_Directions_
Taking each line of the material below in turn, count those containing the string "Comprador". Provide the number alone.

———

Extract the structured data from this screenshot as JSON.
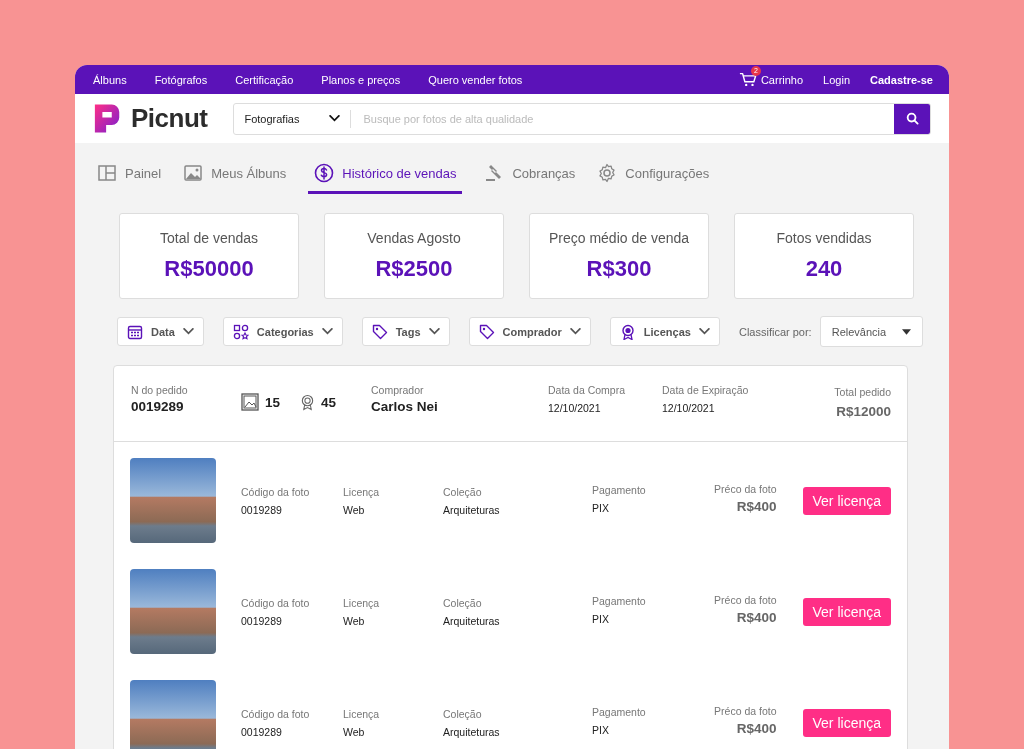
{
  "nav_links": [
    "Álbuns",
    "Fotógrafos",
    "Certificação",
    "Planos e preços",
    "Quero vender fotos"
  ],
  "cart": {
    "label": "Carrinho",
    "badge": "2"
  },
  "login": "Login",
  "signup": "Cadastre-se",
  "logo": "Picnut",
  "search": {
    "category": "Fotografias",
    "placeholder": "Busque por fotos de alta qualidade"
  },
  "tabs": [
    {
      "label": "Painel",
      "kind": "panel",
      "selected": false
    },
    {
      "label": "Meus Álbuns",
      "kind": "album",
      "selected": false
    },
    {
      "label": "Histórico de vendas",
      "kind": "dollar",
      "selected": true
    },
    {
      "label": "Cobranças",
      "kind": "gavel",
      "selected": false
    },
    {
      "label": "Configurações",
      "kind": "gear",
      "selected": false
    }
  ],
  "stats": [
    {
      "label": "Total de vendas",
      "value": "R$50000"
    },
    {
      "label": "Vendas Agosto",
      "value": "R$2500"
    },
    {
      "label": "Preço médio de venda",
      "value": "R$300"
    },
    {
      "label": "Fotos vendidas",
      "value": "240"
    }
  ],
  "filters": [
    {
      "label": "Data",
      "kind": "calendar"
    },
    {
      "label": "Categorias",
      "kind": "shapes"
    },
    {
      "label": "Tags",
      "kind": "tag"
    },
    {
      "label": "Comprador",
      "kind": "tag"
    },
    {
      "label": "Licenças",
      "kind": "award"
    }
  ],
  "sort": {
    "label": "Classificar por:",
    "value": "Relevância"
  },
  "order": {
    "number_label": "N do pedido",
    "number": "0019289",
    "photos": "15",
    "licenses": "45",
    "buyer_label": "Comprador",
    "buyer": "Carlos Nei",
    "purchase_label": "Data da Compra",
    "purchase_date": "12/10/2021",
    "expiry_label": "Data de Expiração",
    "expiry_date": "12/10/2021",
    "total_label": "Total pedido",
    "total": "R$12000"
  },
  "items": [
    {
      "code_label": "Código da foto",
      "code": "0019289",
      "license_label": "Licença",
      "license": "Web",
      "collection_label": "Coleção",
      "collection": "Arquiteturas",
      "payment_label": "Pagamento",
      "payment": "PIX",
      "price_label": "Préco da foto",
      "price": "R$400",
      "button": "Ver licença"
    },
    {
      "code_label": "Código da foto",
      "code": "0019289",
      "license_label": "Licença",
      "license": "Web",
      "collection_label": "Coleção",
      "collection": "Arquiteturas",
      "payment_label": "Pagamento",
      "payment": "PIX",
      "price_label": "Préco da foto",
      "price": "R$400",
      "button": "Ver licença"
    },
    {
      "code_label": "Código da foto",
      "code": "0019289",
      "license_label": "Licença",
      "license": "Web",
      "collection_label": "Coleção",
      "collection": "Arquiteturas",
      "payment_label": "Pagamento",
      "payment": "PIX",
      "price_label": "Préco da foto",
      "price": "R$400",
      "button": "Ver licença"
    }
  ]
}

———

_Exercise solution_
2